What diseases can affect the joints?

Many diseases can affect the joints. They often cause joint pain and make your joints stiff, red, or swollen. Most of them are chronic. That means they last a long time. Some may never go away completely. Some of the diseases that affect the joints include:

Treatments are different depending on the disease. But most treatments include medicines and therapies to relieve pain and other symptoms.

What types of joint disorders happen from sudden injuries?

Joint disorders from sudden injuries include:

Treatment depends on the type of injury. You can treat many sports injuries at home. But you should call your health care provider if you:

What types of joint disorders happen from overuse?

Overuse injuries usually damage the soft tissues of the joint. They can happen when you work a joint too hard by doing the same movements over and over. For example, you could get an overuse injury from playing a musical instrument, playing sports, or doing certain jobs, such as carpentry or painting.
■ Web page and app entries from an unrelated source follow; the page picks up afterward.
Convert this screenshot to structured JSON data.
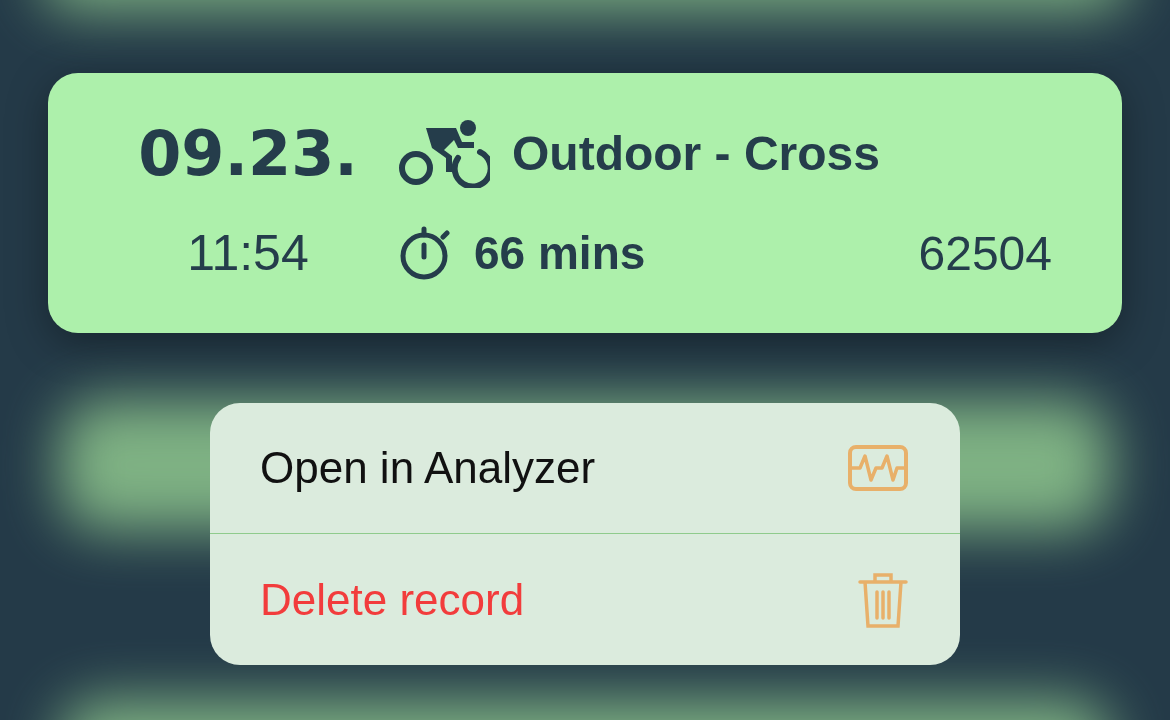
{
  "record": {
    "date": "09.23.",
    "time": "11:54",
    "activity": "Outdoor - Cross",
    "duration": "66 mins",
    "value": "62504"
  },
  "menu": [
    {
      "label": "Open in Analyzer",
      "kind": "action"
    },
    {
      "label": "Delete record",
      "kind": "destructive"
    }
  ]
}
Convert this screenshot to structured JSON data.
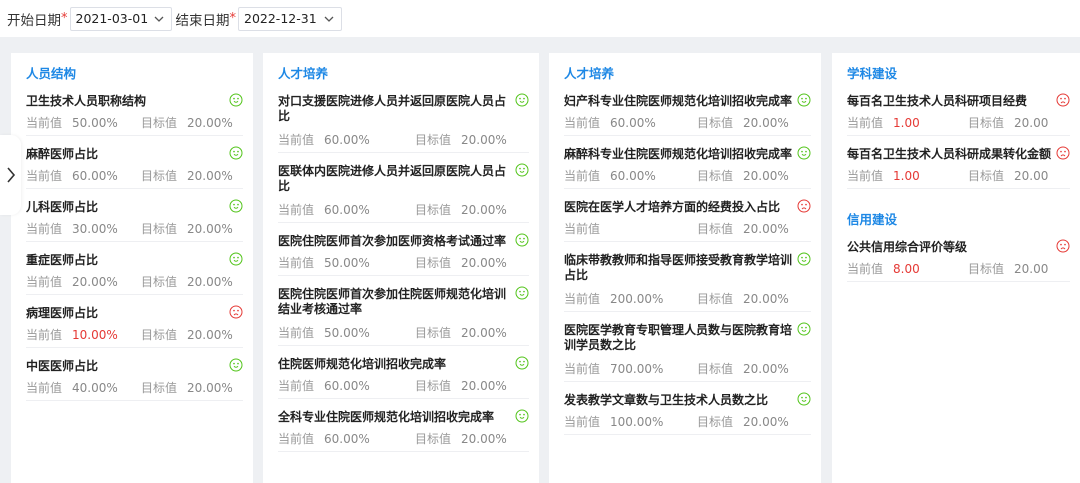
{
  "filters": {
    "start_label": "开始日期",
    "start_value": "2021-03-01",
    "end_label": "结束日期",
    "end_value": "2022-12-31",
    "required_mark": "*"
  },
  "labels": {
    "current": "当前值",
    "target": "目标值"
  },
  "colors": {
    "good": "#52c41a",
    "bad": "#e53935",
    "accent": "#1e88e5"
  },
  "columns": [
    {
      "sections": [
        {
          "title": "人员结构",
          "items": [
            {
              "name": "卫生技术人员职称结构",
              "current": "50.00%",
              "target": "20.00%",
              "status": "good"
            },
            {
              "name": "麻醉医师占比",
              "current": "60.00%",
              "target": "20.00%",
              "status": "good"
            },
            {
              "name": "儿科医师占比",
              "current": "30.00%",
              "target": "20.00%",
              "status": "good"
            },
            {
              "name": "重症医师占比",
              "current": "20.00%",
              "target": "20.00%",
              "status": "good"
            },
            {
              "name": "病理医师占比",
              "current": "10.00%",
              "target": "20.00%",
              "status": "bad"
            },
            {
              "name": "中医医师占比",
              "current": "40.00%",
              "target": "20.00%",
              "status": "good"
            }
          ]
        }
      ]
    },
    {
      "sections": [
        {
          "title": "人才培养",
          "items": [
            {
              "name": "对口支援医院进修人员并返回原医院人员占比",
              "current": "60.00%",
              "target": "20.00%",
              "status": "good"
            },
            {
              "name": "医联体内医院进修人员并返回原医院人员占比",
              "current": "60.00%",
              "target": "20.00%",
              "status": "good"
            },
            {
              "name": "医院住院医师首次参加医师资格考试通过率",
              "current": "50.00%",
              "target": "20.00%",
              "status": "good"
            },
            {
              "name": "医院住院医师首次参加住院医师规范化培训结业考核通过率",
              "current": "50.00%",
              "target": "20.00%",
              "status": "good"
            },
            {
              "name": "住院医师规范化培训招收完成率",
              "current": "60.00%",
              "target": "20.00%",
              "status": "good"
            },
            {
              "name": "全科专业住院医师规范化培训招收完成率",
              "current": "60.00%",
              "target": "20.00%",
              "status": "good"
            }
          ]
        }
      ]
    },
    {
      "sections": [
        {
          "title": "人才培养",
          "items": [
            {
              "name": "妇产科专业住院医师规范化培训招收完成率",
              "current": "60.00%",
              "target": "20.00%",
              "status": "good"
            },
            {
              "name": "麻醉科专业住院医师规范化培训招收完成率",
              "current": "60.00%",
              "target": "20.00%",
              "status": "good"
            },
            {
              "name": "医院在医学人才培养方面的经费投入占比",
              "current": "",
              "target": "20.00%",
              "status": "bad"
            },
            {
              "name": "临床带教教师和指导医师接受教育教学培训占比",
              "current": "200.00%",
              "target": "20.00%",
              "status": "good"
            },
            {
              "name": "医院医学教育专职管理人员数与医院教育培训学员数之比",
              "current": "700.00%",
              "target": "20.00%",
              "status": "good"
            },
            {
              "name": "发表教学文章数与卫生技术人员数之比",
              "current": "100.00%",
              "target": "20.00%",
              "status": "good"
            }
          ]
        }
      ]
    },
    {
      "sections": [
        {
          "title": "学科建设",
          "items": [
            {
              "name": "每百名卫生技术人员科研项目经费",
              "current": "1.00",
              "target": "20.00",
              "status": "bad"
            },
            {
              "name": "每百名卫生技术人员科研成果转化金额",
              "current": "1.00",
              "target": "20.00",
              "status": "bad"
            }
          ]
        },
        {
          "title": "信用建设",
          "items": [
            {
              "name": "公共信用综合评价等级",
              "current": "8.00",
              "target": "20.00",
              "status": "bad"
            }
          ]
        }
      ]
    }
  ]
}
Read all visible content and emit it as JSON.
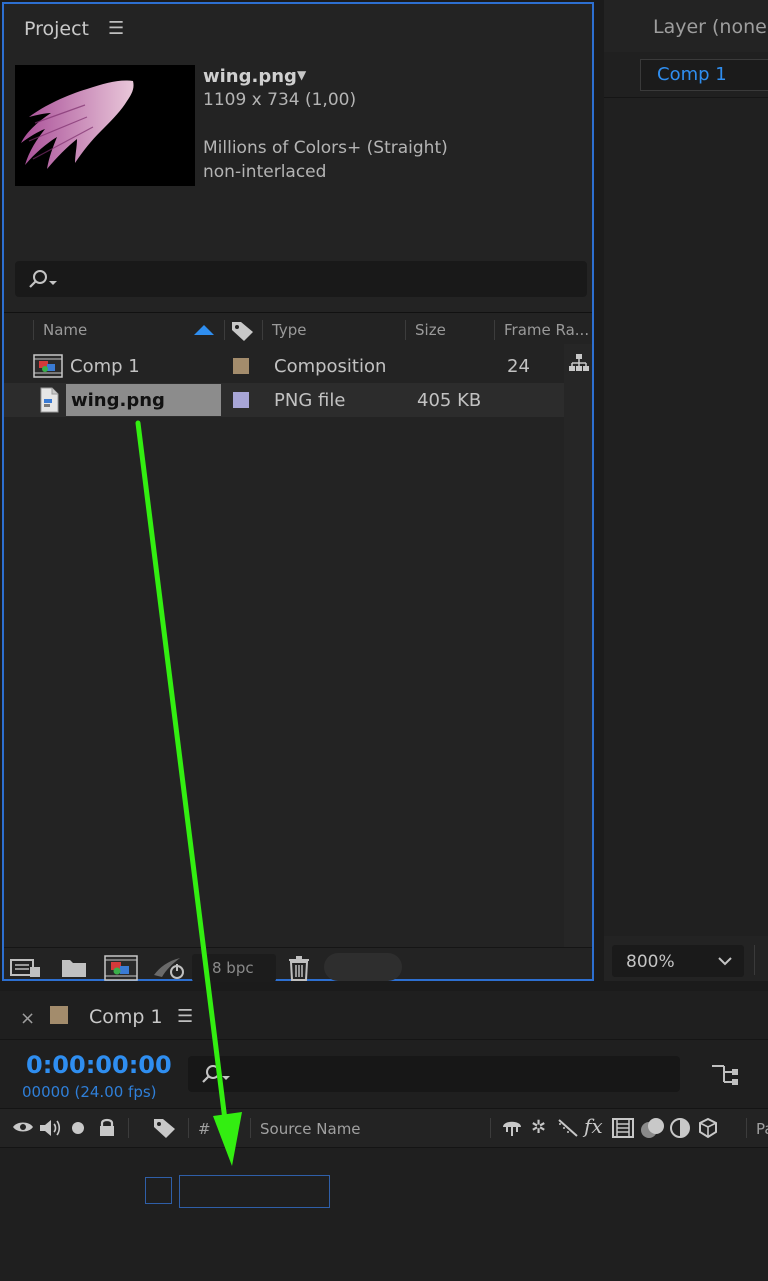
{
  "project_panel": {
    "title": "Project",
    "file_info": {
      "name": "wing.png",
      "dimensions": "1109 x 734 (1,00)",
      "color": "Millions of Colors+ (Straight)",
      "interlace": "non-interlaced"
    },
    "columns": {
      "name": "Name",
      "type": "Type",
      "size": "Size",
      "frame_rate": "Frame Ra..."
    },
    "rows": [
      {
        "name": "Comp 1",
        "type": "Composition",
        "size": "",
        "frame_rate": "24",
        "label_color": "#a38c6c"
      },
      {
        "name": "wing.png",
        "type": "PNG file",
        "size": "405 KB",
        "frame_rate": "",
        "label_color": "#a7a5d6"
      }
    ],
    "bpc": "8 bpc"
  },
  "layer_panel": {
    "title": "Layer (none)",
    "comp_tab": "Comp 1",
    "zoom": "800%"
  },
  "timeline": {
    "tab": "Comp 1",
    "timecode": "0:00:00:00",
    "fps": "00000 (24.00 fps)",
    "columns": {
      "hash": "#",
      "source_name": "Source Name",
      "parent": "Pa"
    }
  },
  "colors": {
    "accent": "#2d6fd0",
    "timecode": "#2f8ef0",
    "arrow": "#33ee11",
    "comp_label": "#a38c6c"
  }
}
Joint overuse injuries include:

The treatments for bursitis, tendinitis, and chronic strain are often the same. They usually include rest, keeping the injured joint higher than your heart, and taking medicine to reduce swelling. Your provider may recommend gentle exercise and other treatment. In some cases, your provider may suggest an injection (a shot) of medicine into the joint. If these do not help, you may need surgery.

How can I keep my joints healthy?
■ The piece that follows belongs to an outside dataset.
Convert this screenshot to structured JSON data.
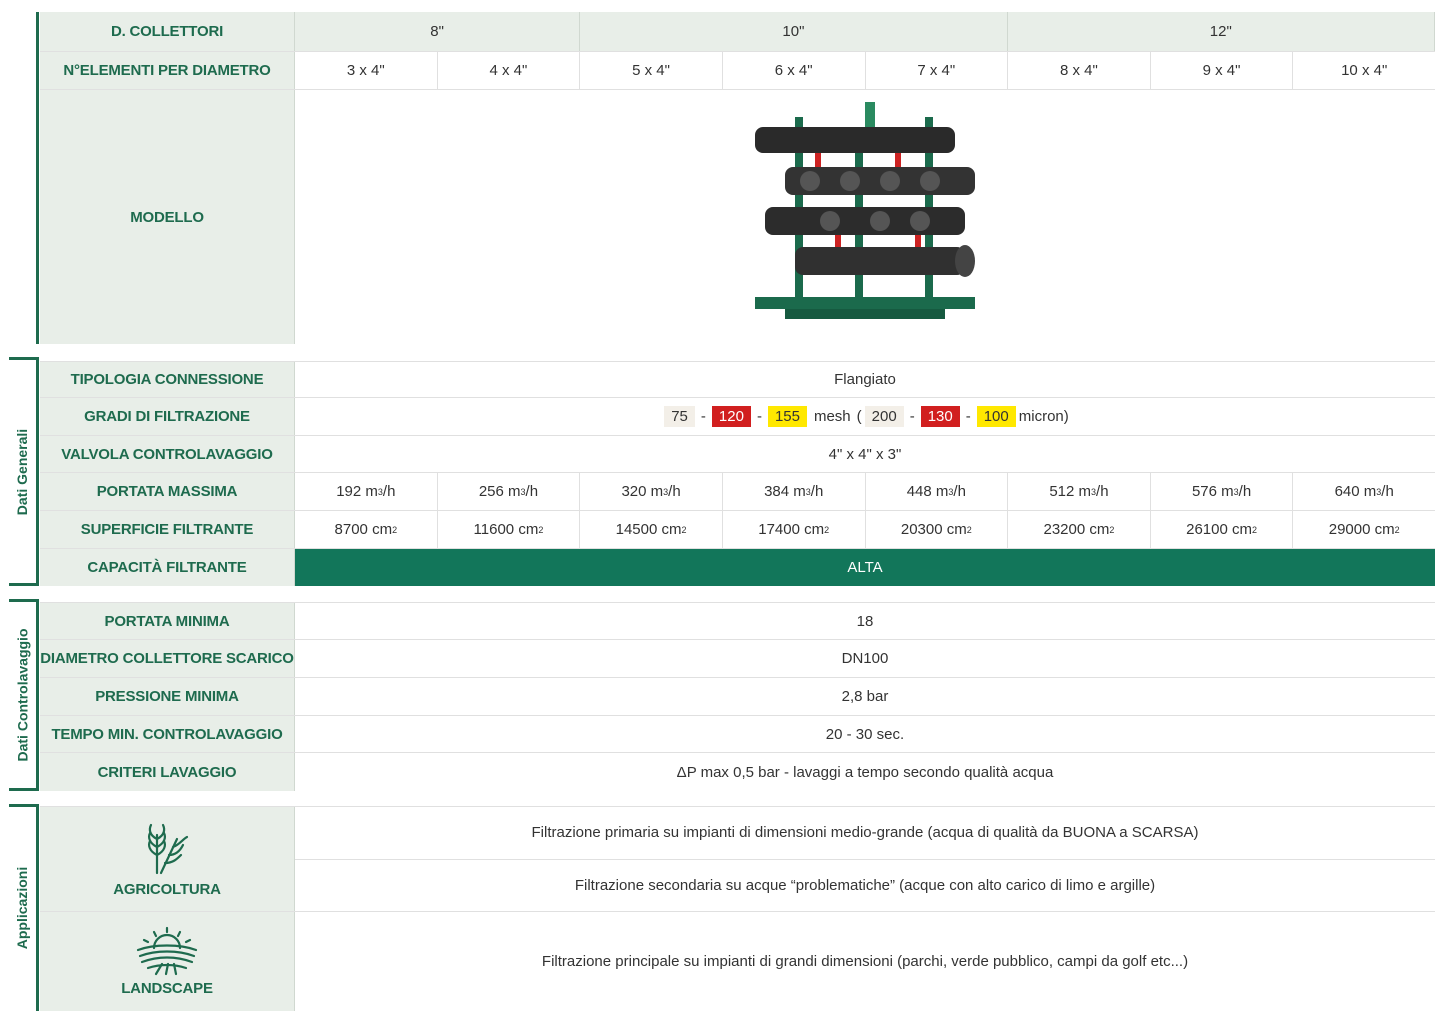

Getting enough physical activity is one of the most important things you can do to prevent or slow joint disorders. Activity strengthens the muscles around your joints and helps them work better.

When you play sports, wear the right equipment to protect your joints, such as knee pads. If you already have joint problems, ask your provider what type of activities are best for you.

NIH: National Institute of Arthritis and Musculoskeletal and Skin Diseases


[Learn More in MedlinePlus]

Code History